-- What to work on --
Gather from the material every line that contains the string "name".

-- Data under study --
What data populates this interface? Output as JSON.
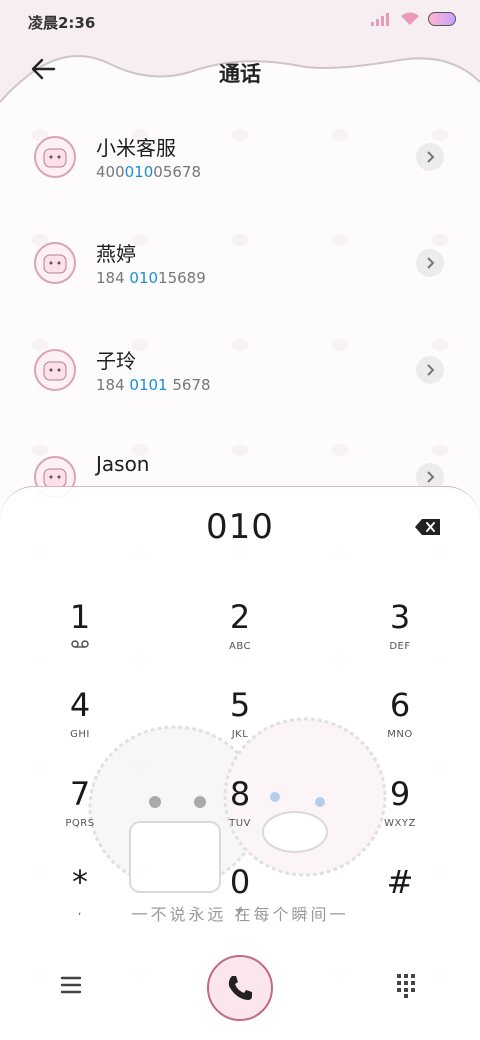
{
  "status_bar": {
    "time": "凌晨2:36"
  },
  "header": {
    "title": "通话"
  },
  "contacts": [
    {
      "name": "小米客服",
      "number_pre": "400",
      "number_hl": "010",
      "number_post": "05678"
    },
    {
      "name": "燕婷",
      "number_pre": "184 ",
      "number_hl": "010",
      "number_post": "15689"
    },
    {
      "name": "子玲",
      "number_pre": "184 ",
      "number_hl": "0101",
      "number_post": " 5678"
    },
    {
      "name": "Jason",
      "number_pre": "",
      "number_hl": "",
      "number_post": ""
    }
  ],
  "dialer": {
    "number": "010",
    "keys": [
      {
        "digit": "1",
        "letters": ""
      },
      {
        "digit": "2",
        "letters": "ABC"
      },
      {
        "digit": "3",
        "letters": "DEF"
      },
      {
        "digit": "4",
        "letters": "GHI"
      },
      {
        "digit": "5",
        "letters": "JKL"
      },
      {
        "digit": "6",
        "letters": "MNO"
      },
      {
        "digit": "7",
        "letters": "PQRS"
      },
      {
        "digit": "8",
        "letters": "TUV"
      },
      {
        "digit": "9",
        "letters": "WXYZ"
      },
      {
        "digit": "*",
        "letters": ","
      },
      {
        "digit": "0",
        "letters": "+"
      },
      {
        "digit": "#",
        "letters": ""
      }
    ],
    "caption": "一不说永远 在每个瞬间一"
  },
  "icons": {
    "back": "arrow-left-icon",
    "backspace": "backspace-icon",
    "voicemail": "voicemail-icon",
    "menu": "menu-icon",
    "call": "phone-icon",
    "keypad": "keypad-icon"
  },
  "colors": {
    "highlight": "#1a8fd6",
    "accent_pink": "#c06a86"
  }
}
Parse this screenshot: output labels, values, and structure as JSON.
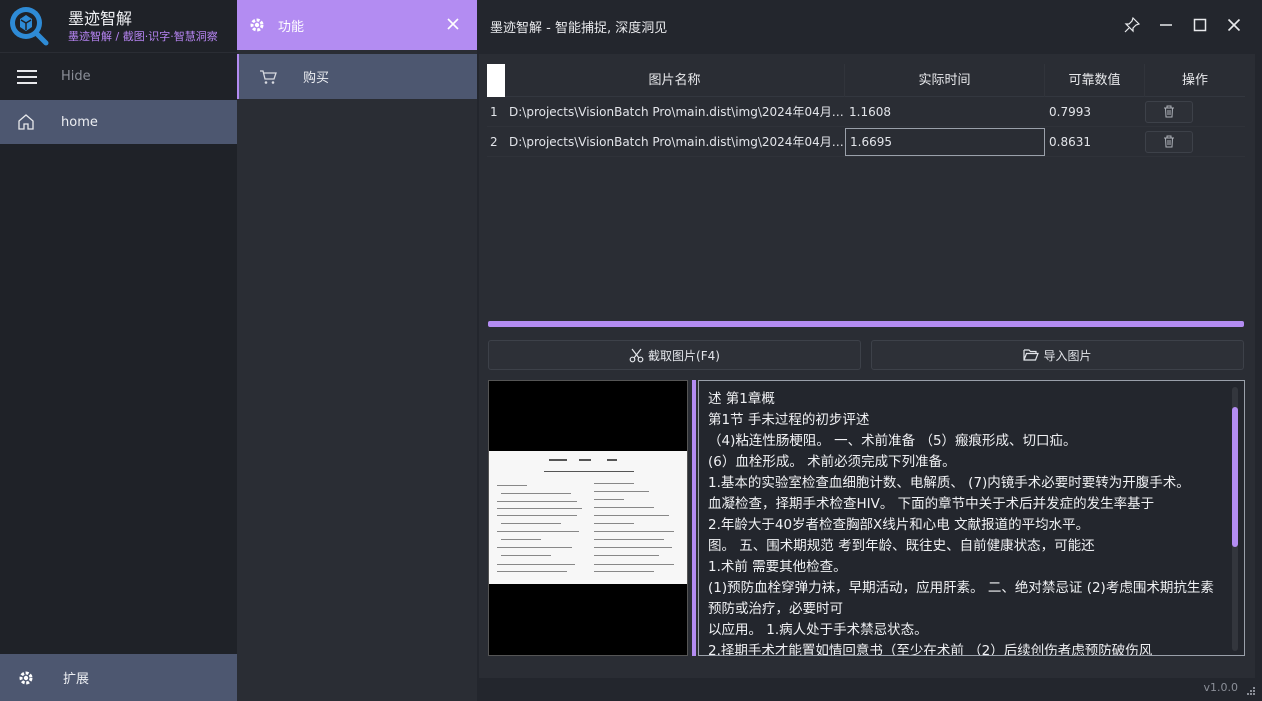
{
  "app": {
    "name": "墨迹智解",
    "slogan": "墨迹智解 / 截图·识字·智慧洞察",
    "window_title": "墨迹智解 - 智能捕捉, 深度洞见",
    "version": "v1.0.0",
    "accent_color": "#b38cf2"
  },
  "sidebar": {
    "hide_label": "Hide",
    "home_label": "home",
    "extend_label": "扩展"
  },
  "panel": {
    "header_label": "功能",
    "items": [
      {
        "label": "购买",
        "icon": "cart-icon"
      }
    ]
  },
  "table": {
    "headers": [
      "图片名称",
      "实际时间",
      "可靠数值",
      "操作"
    ],
    "rows": [
      {
        "index": "1",
        "name": "D:\\projects\\VisionBatch Pro\\main.dist\\img\\2024年04月0...",
        "time": "1.1608",
        "confidence": "0.7993"
      },
      {
        "index": "2",
        "name": "D:\\projects\\VisionBatch Pro\\main.dist\\img\\2024年04月0...",
        "time": "1.6695",
        "confidence": "0.8631"
      }
    ]
  },
  "progress": {
    "value": 1.0
  },
  "buttons": {
    "capture": "截取图片(F4)",
    "import": "导入图片"
  },
  "ocr": {
    "lines": [
      "述 第1章概",
      "第1节 手未过程的初步评述",
      "（4)粘连性肠梗阻。 一、术前准备 （5）瘢痕形成、切口疝。",
      "(6）血栓形成。 术前必须完成下列准备。",
      "1.基本的实验室检查血细胞计数、电解质、 (7)内镜手术必要时要转为开腹手术。",
      "血凝检查，择期手术检查HIV。 下面的章节中关于术后并发症的发生率基于",
      "2.年龄大于40岁者检查胸部X线片和心电 文献报道的平均水平。",
      "图。 五、围术期规范 考到年龄、既往史、自前健康状态，可能还",
      "1.术前 需要其他检查。",
      "(1)预防血栓穿弹力袜，早期活动，应用肝素。 二、绝对禁忌证 (2)考虑围术期抗生素",
      "预防或治疗，必要时可",
      "以应用。 1.病人处于手术禁忌状态。",
      "2.择期手术才能置如情回意书（至少在术前 （2）后续创伤者虑预防破伤风"
    ]
  }
}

-- Response to the task --
      "name": "小米客服",
      "name": "燕婷",
      "name": "子玲",
      "name": "Jason",
    "name": "墨迹智解",
        "name": "D:\\projects\\VisionBatch Pro\\main.dist\\img\\2024年04月0...",
        "name": "D:\\projects\\VisionBatch Pro\\main.dist\\img\\2024年04月0...",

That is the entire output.